    Regards. Sergei 0790 999 0961

    The project has several aims:
    – to promote music of great musicians of the past to new listeners
    – to promote music itself with an emphasis on importance of its sound quality
    – to promote today’s high quality (and inexpensive) audio equipment, especially new portable units
    – to promote DSD! – this new digital format that sound like analogue and offers wider frequency response and dynamic range compared to high speed magnetic tape of old (high res FLAC will not be ignored).

    • Mike
      5 years ago

      Hi, Sergei!
      Very sorry, I’ve only just seen this post from you.
      I hope you got everything off the ground and the
      project is progressing well?

      I’m honoured that you thought of me (especially in
      the same breath as the great Foley!).
      Unfortunately, I don’t really do “projects” and
      haven’t done for several years, simply because of
      time and energy constraints.

      I have multiple projects of my own that are
      really only getting started now, as I focussed so
      much on playing other people’s music and learning
      from the masters for the last
      30 years (which I’m still doing, by the way).

      It certainly sounds like a worth cause to
      raise the quality of audio and I wish you all the best with it.

      Thanks again for thinking of me,




Michael is a freelance Bass Guitar player, who studied at the much lauded

Bedroom School Of Music.
(just means he's self-taught, don't panic!)

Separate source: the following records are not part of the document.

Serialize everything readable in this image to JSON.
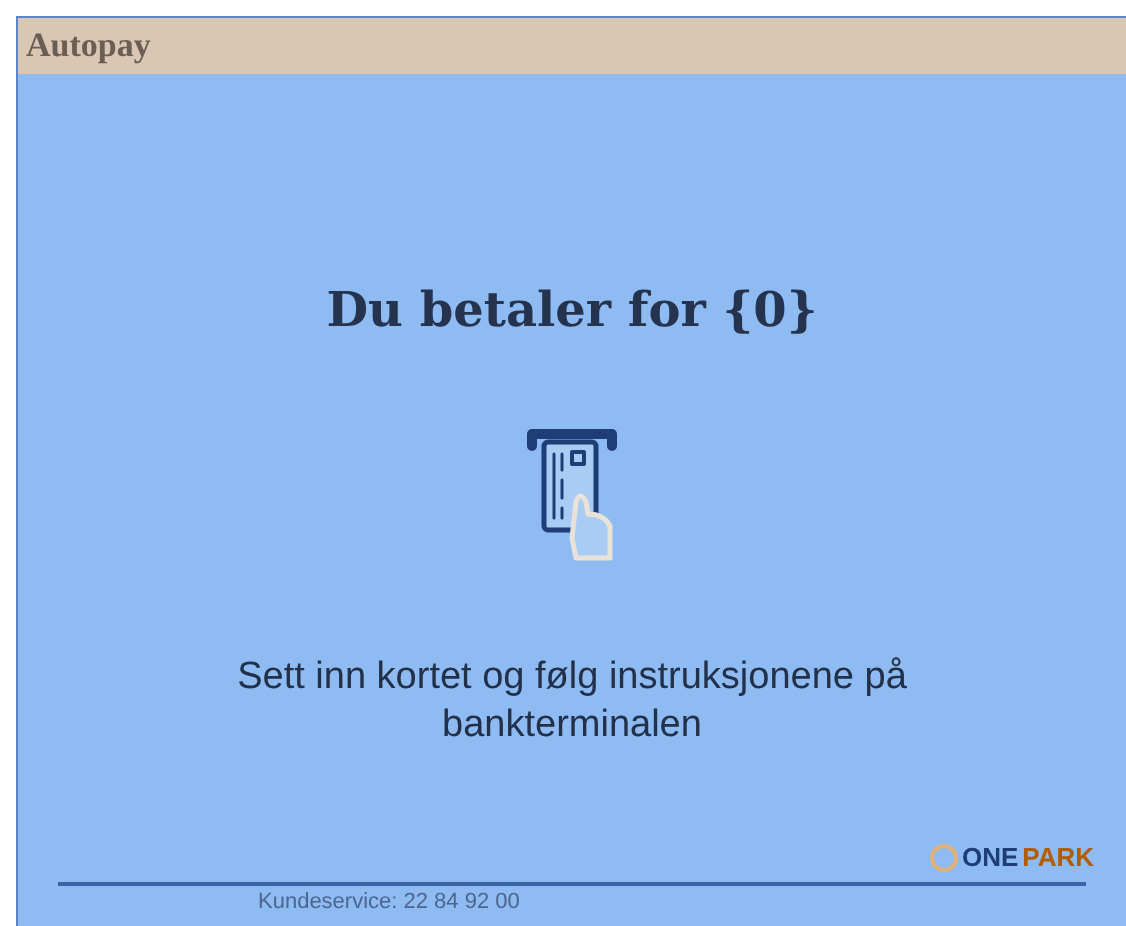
{
  "header": {
    "brand": "Autopay"
  },
  "main": {
    "title": "Du betaler for {0}",
    "instruction": "Sett inn kortet og følg instruksjonene på bankterminalen"
  },
  "footer": {
    "contact": "Kundeservice: 22 84 92 00",
    "logo": {
      "part_1": "ONE",
      "part_2": "PARK"
    }
  }
}
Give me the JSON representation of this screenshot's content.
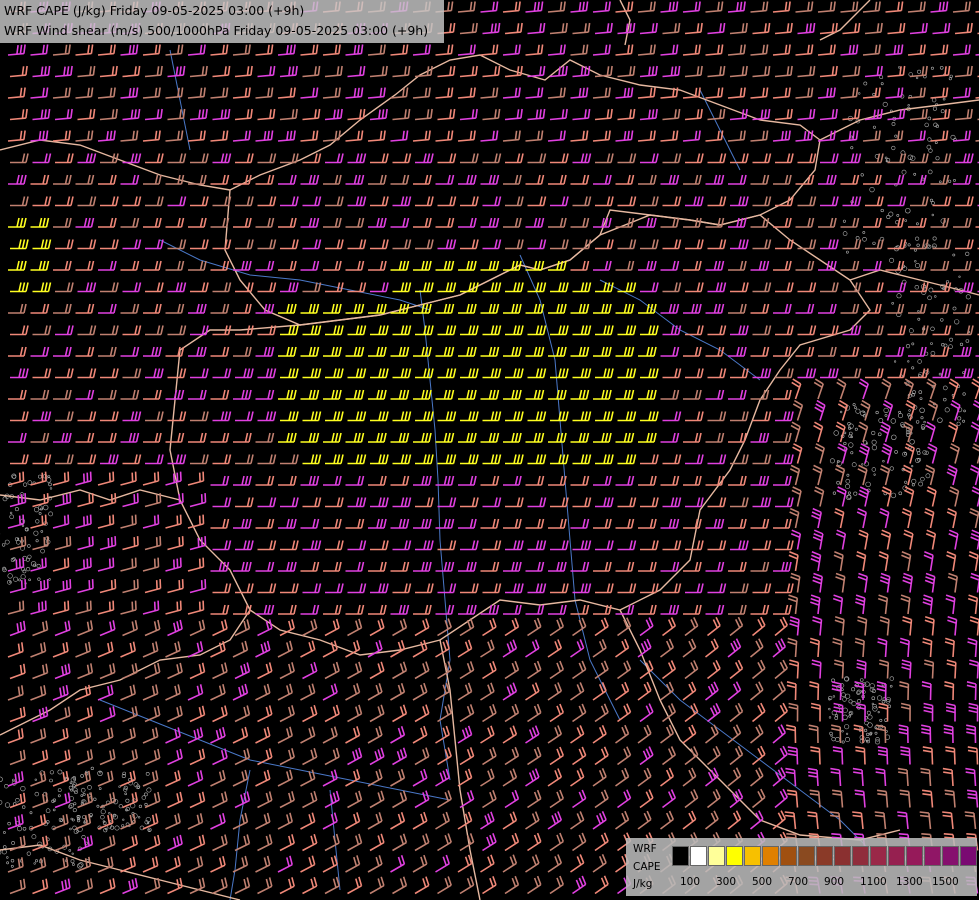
{
  "title_lines": [
    "WRF CAPE (J/kg) Friday 09-05-2025 03:00 (+9h)",
    "WRF Wind shear (m/s) 500/1000hPa Friday 09-05-2025 03:00 (+9h)"
  ],
  "legend": {
    "labels": [
      "WRF",
      "CAPE",
      "J/kg"
    ],
    "ticks": [
      "100",
      "300",
      "500",
      "700",
      "900",
      "1100",
      "1300",
      "1500"
    ],
    "colors": [
      "#000000",
      "#ffffff",
      "#ffff99",
      "#ffff00",
      "#f7c000",
      "#e08000",
      "#a05010",
      "#8a4a20",
      "#8a3a28",
      "#8a3030",
      "#902d3c",
      "#9a2848",
      "#962050",
      "#961a5a",
      "#901666",
      "#86106e",
      "#7a0a72"
    ]
  },
  "map_colors": {
    "background": "#000000",
    "border": "#e6b8a0",
    "river": "#4a78c8",
    "barb_low": "#c08070",
    "barb_mid": "#f08878",
    "barb_high": "#e040e0",
    "barb_max": "#ffff20",
    "terrain": "#b0b0b0"
  }
}
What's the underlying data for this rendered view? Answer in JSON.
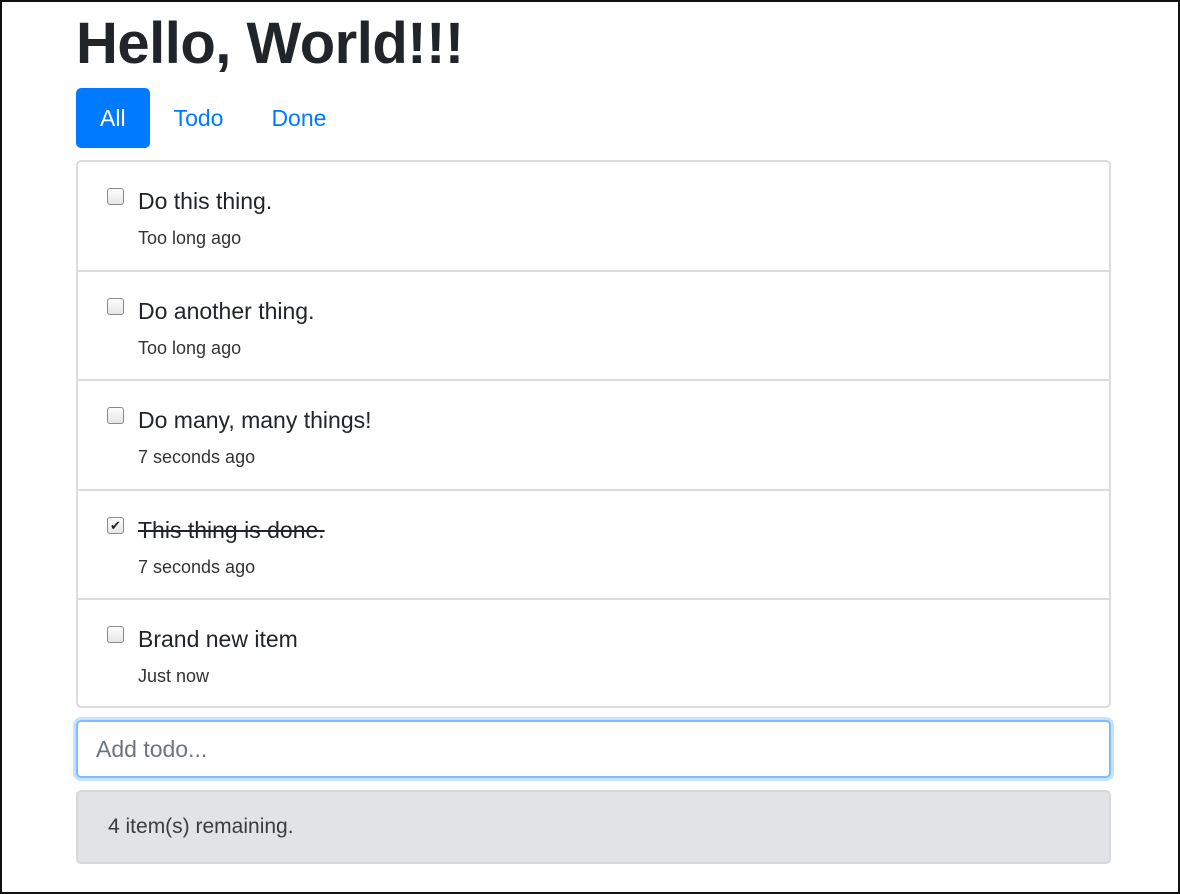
{
  "app": {
    "title": "Hello, World!!!"
  },
  "tabs": [
    {
      "label": "All",
      "active": true
    },
    {
      "label": "Todo",
      "active": false
    },
    {
      "label": "Done",
      "active": false
    }
  ],
  "todos": [
    {
      "text": "Do this thing.",
      "time": "Too long ago",
      "done": false
    },
    {
      "text": "Do another thing.",
      "time": "Too long ago",
      "done": false
    },
    {
      "text": "Do many, many things!",
      "time": "7 seconds ago",
      "done": false
    },
    {
      "text": "This thing is done.",
      "time": "7 seconds ago",
      "done": true
    },
    {
      "text": "Brand new item",
      "time": "Just now",
      "done": false
    }
  ],
  "input": {
    "placeholder": "Add todo...",
    "value": ""
  },
  "status": {
    "remaining_text": "4 item(s) remaining."
  },
  "colors": {
    "accent": "#007bff",
    "focus_ring": "#80bdff",
    "footer_bg": "#e2e3e5"
  }
}
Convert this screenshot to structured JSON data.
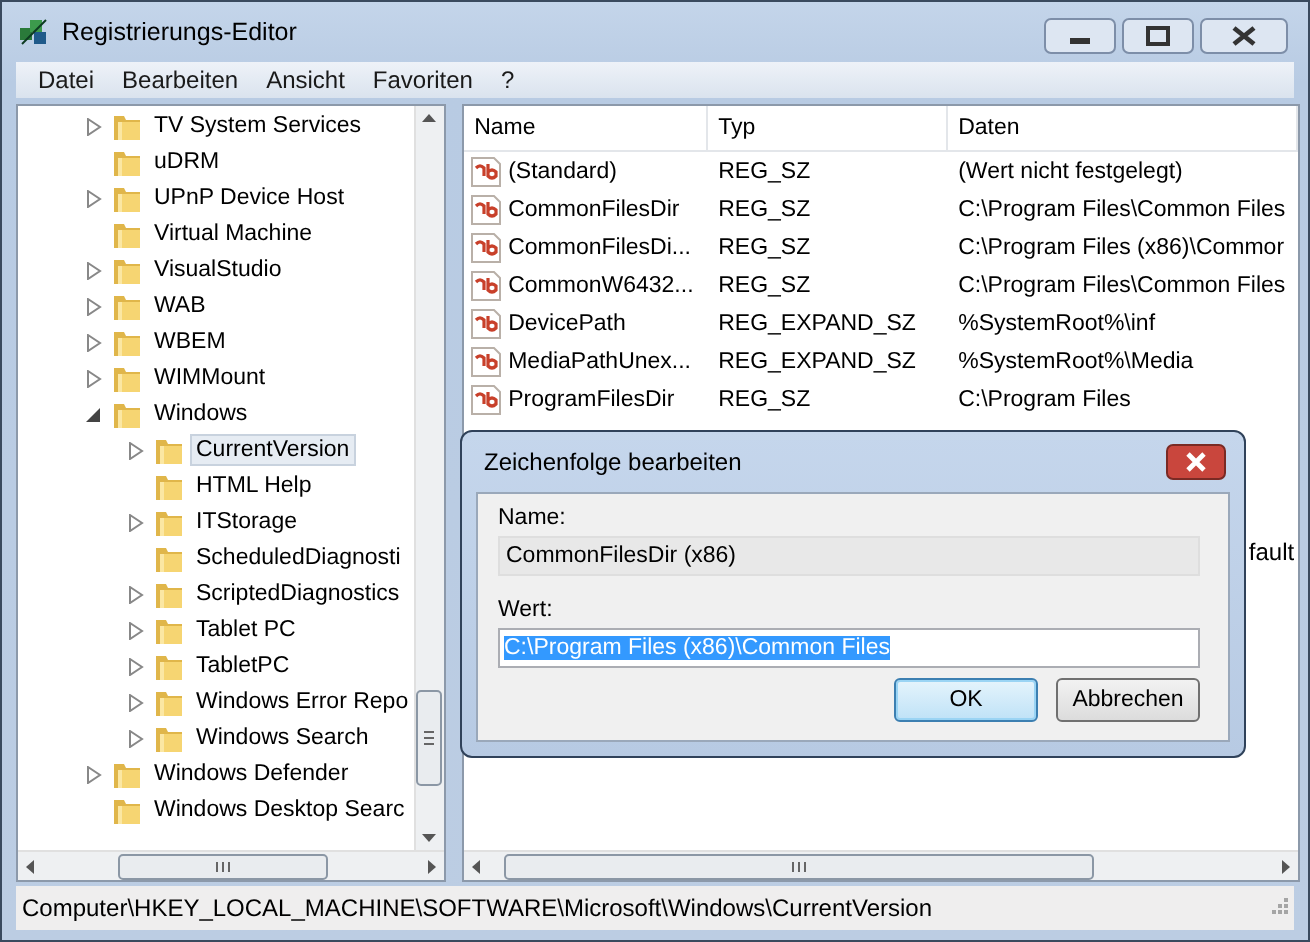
{
  "window": {
    "title": "Registrierungs-Editor"
  },
  "menu": [
    "Datei",
    "Bearbeiten",
    "Ansicht",
    "Favoriten",
    "?"
  ],
  "tree": {
    "items": [
      {
        "label": "TV System Services",
        "expanded": false,
        "selected": false
      },
      {
        "label": "uDRM",
        "selected": false
      },
      {
        "label": "UPnP Device Host",
        "expanded": false,
        "selected": false
      },
      {
        "label": "Virtual Machine",
        "selected": false
      },
      {
        "label": "VisualStudio",
        "expanded": false,
        "selected": false
      },
      {
        "label": "WAB",
        "expanded": false,
        "selected": false
      },
      {
        "label": "WBEM",
        "expanded": false,
        "selected": false
      },
      {
        "label": "WIMMount",
        "expanded": false,
        "selected": false
      },
      {
        "label": "Windows",
        "expanded": true,
        "selected": false,
        "children": [
          {
            "label": "CurrentVersion",
            "expanded": false,
            "selected": true
          },
          {
            "label": "HTML Help",
            "selected": false
          },
          {
            "label": "ITStorage",
            "expanded": false,
            "selected": false
          },
          {
            "label": "ScheduledDiagnosti",
            "selected": false
          },
          {
            "label": "ScriptedDiagnostics",
            "expanded": false,
            "selected": false
          },
          {
            "label": "Tablet PC",
            "expanded": false,
            "selected": false
          },
          {
            "label": "TabletPC",
            "expanded": false,
            "selected": false
          },
          {
            "label": "Windows Error Repo",
            "expanded": false,
            "selected": false
          },
          {
            "label": "Windows Search",
            "expanded": false,
            "selected": false
          }
        ]
      },
      {
        "label": "Windows Defender",
        "expanded": false,
        "selected": false
      },
      {
        "label": "Windows Desktop Searc",
        "selected": false
      }
    ]
  },
  "list": {
    "columns": [
      "Name",
      "Typ",
      "Daten"
    ],
    "rows": [
      {
        "kind": "full",
        "name": "(Standard)",
        "type": "REG_SZ",
        "data": "(Wert nicht festgelegt)"
      },
      {
        "kind": "full",
        "name": "CommonFilesDir",
        "type": "REG_SZ",
        "data": "C:\\Program Files\\Common Files"
      },
      {
        "kind": "full",
        "name": "CommonFilesDi...",
        "type": "REG_SZ",
        "data": "C:\\Program Files (x86)\\Commor"
      },
      {
        "kind": "full",
        "name": "CommonW6432...",
        "type": "REG_SZ",
        "data": "C:\\Program Files\\Common Files"
      },
      {
        "kind": "full",
        "name": "DevicePath",
        "type": "REG_EXPAND_SZ",
        "data": "%SystemRoot%\\inf"
      },
      {
        "kind": "full",
        "name": "MediaPathUnex...",
        "type": "REG_EXPAND_SZ",
        "data": "%SystemRoot%\\Media"
      },
      {
        "kind": "full",
        "name": "ProgramFilesDir",
        "type": "REG_SZ",
        "data": "C:\\Program Files"
      },
      {
        "kind": "clipped",
        "data": "fault"
      }
    ]
  },
  "dialog": {
    "title": "Zeichenfolge bearbeiten",
    "name_label": "Name:",
    "name_value": "CommonFilesDir (x86)",
    "value_label": "Wert:",
    "value": "C:\\Program Files (x86)\\Common Files",
    "buttons": [
      {
        "label": "OK",
        "default": true
      },
      {
        "label": "Abbrechen",
        "default": false
      }
    ]
  },
  "status_bar": "Computer\\HKEY_LOCAL_MACHINE\\SOFTWARE\\Microsoft\\Windows\\CurrentVersion"
}
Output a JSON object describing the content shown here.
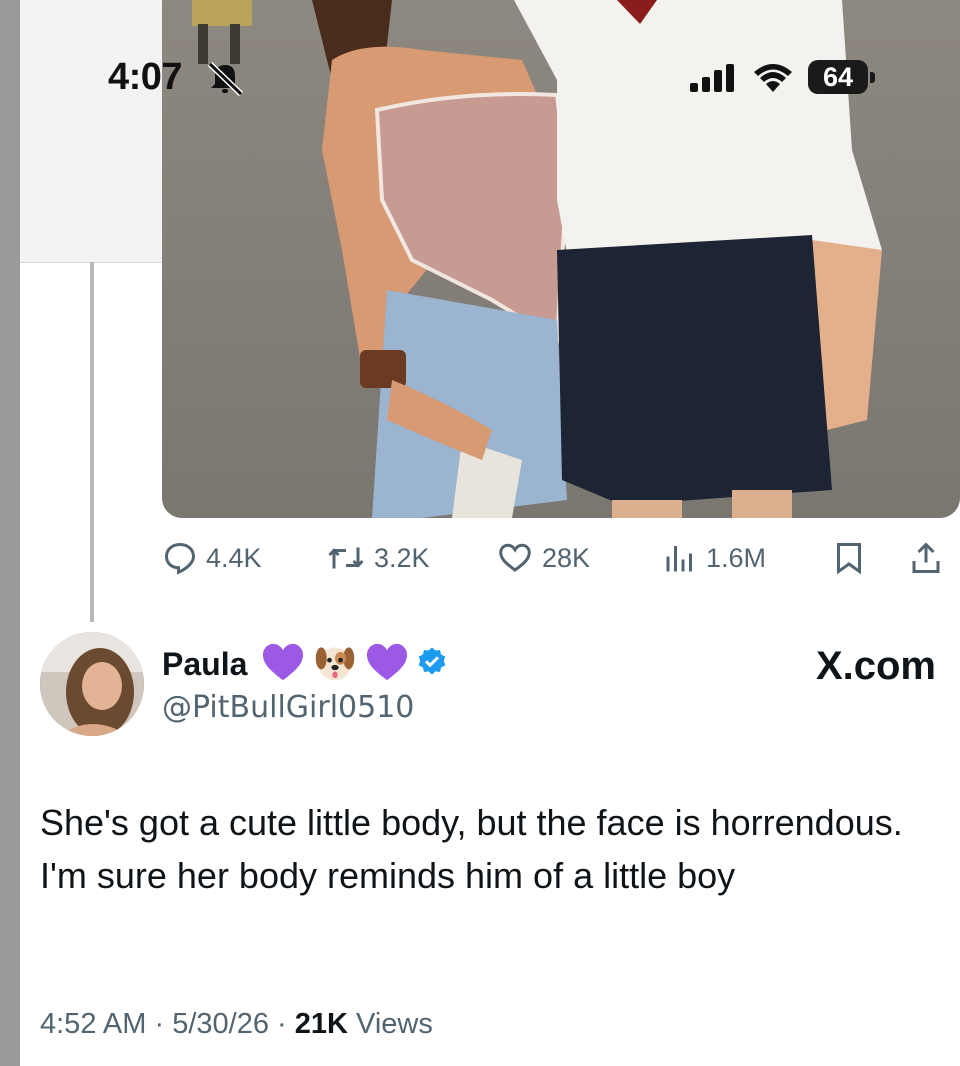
{
  "status_bar": {
    "time": "4:07",
    "battery": "64"
  },
  "icons": {
    "silent": "bell-slash-icon",
    "signal": "signal-bars-icon",
    "wifi": "wifi-icon",
    "reply": "speech-bubble-icon",
    "repost": "repost-arrows-icon",
    "like": "heart-outline-icon",
    "views": "bar-chart-icon",
    "bookmark": "bookmark-icon",
    "share": "share-upload-icon",
    "verified": "verified-badge-icon"
  },
  "post_actions": {
    "replies": "4.4K",
    "reposts": "3.2K",
    "likes": "28K",
    "views": "1.6M"
  },
  "reply": {
    "author_name": "Paula",
    "author_emojis": [
      "💜",
      "🐶",
      "💜"
    ],
    "handle": "@PitBullGirl0510",
    "source": "X.com",
    "text": "She's got a cute little body, but the face is horrendous. I'm sure her body reminds him of a little boy",
    "time": "4:52 AM",
    "date": "5/30/26",
    "views_count": "21K",
    "views_label": "Views",
    "separator": "·"
  },
  "colors": {
    "text_primary": "#0f1419",
    "text_secondary": "#536471",
    "verified": "#1d9bf0",
    "heart_purple": "#9b59e6"
  }
}
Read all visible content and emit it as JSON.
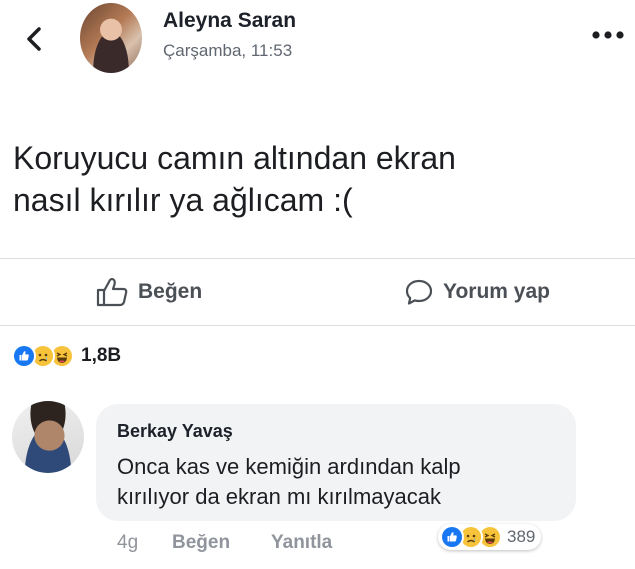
{
  "header": {
    "back_icon": "chevron-left-icon",
    "author_name": "Aleyna Saran",
    "timestamp": "Çarşamba, 11:53",
    "more_icon": "more-horizontal-icon"
  },
  "post": {
    "text_line1": "Koruyucu camın altından ekran",
    "text_line2": "nasıl kırılır ya ağlıcam :("
  },
  "actions": {
    "like_label": "Beğen",
    "comment_label": "Yorum yap"
  },
  "reactions": {
    "icons": [
      "like-icon",
      "sad-icon",
      "haha-icon"
    ],
    "count": "1,8B"
  },
  "comment": {
    "author_name": "Berkay Yavaş",
    "text_line1": "Onca kas ve kemiğin ardından kalp",
    "text_line2": "kırılıyor da ekran mı kırılmayacak",
    "age": "4g",
    "like_label": "Beğen",
    "reply_label": "Yanıtla",
    "reaction_icons": [
      "like-icon",
      "sad-icon",
      "haha-icon"
    ],
    "reaction_count": "389"
  },
  "colors": {
    "like_blue": "#1877f2",
    "emoji_yellow": "#f7c33b",
    "secondary_text": "#90949c"
  }
}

He began his professional music career in 1983, playing Bass Guitar with his brother, drummer Mark Mondesir
(John McLaughlin, Jethro Tull,
Glenn Hughes),
forming a trio with guitarist

Hawi Gondwe
(Amy Winehouse/
George Michael).

Since then he has performed with
artists as diverse as;
Jeff Beck, Billy Cobham, Ginger Baker, Eddie Harris, Jack DeJohnette, John McLaughlin, Oumou Sangare, Usher, Whitney Houston, Imogen Heap, Sir George Martin, State of Bengal, Hermeto Pascoal, David Garibaldi, Jan Hammer, Ty, Zoe Rahman, Jim Mullen, Ronnie Wood, John Serry, Andy Summers, Django Bates, Gary Husband, Chante Moore, Lulu, Nitin Sawhney, Lenny White, Chad Smith, Courtney Pine, Jocelyn Brown, Jason Rebello, Brice Wassy, Neneh Cherry, Nikki Yeoh, Bernard Purdie, Iain Ballamy, Bill Bruford, Julian Joseph, Leni Stern, Mory Kante, Keith More, Trilok Gurtu, Aster Aweke, S-Club 7, Talvin Singh and Pee Wee Ellis.

Michael entered the Pop, R&B, Funk and Dance music world, composing tracks on albums by funk trombone legend Fred Wesley and singer/songwriter, Lewis Taylor.

In September 2009, Michael joined the
Thriller Live world tour.
He is currently part of the visiting faculty of various education establishments including the Royal Academy of Music, Rhythmic Conservatory of Copenhagen and British Academy of New Music as well as teaching privately at home
(schedule permitting).

Michael Mondesir uses:
Yamaha Basses, Costalab Pedals and Elixir Strings.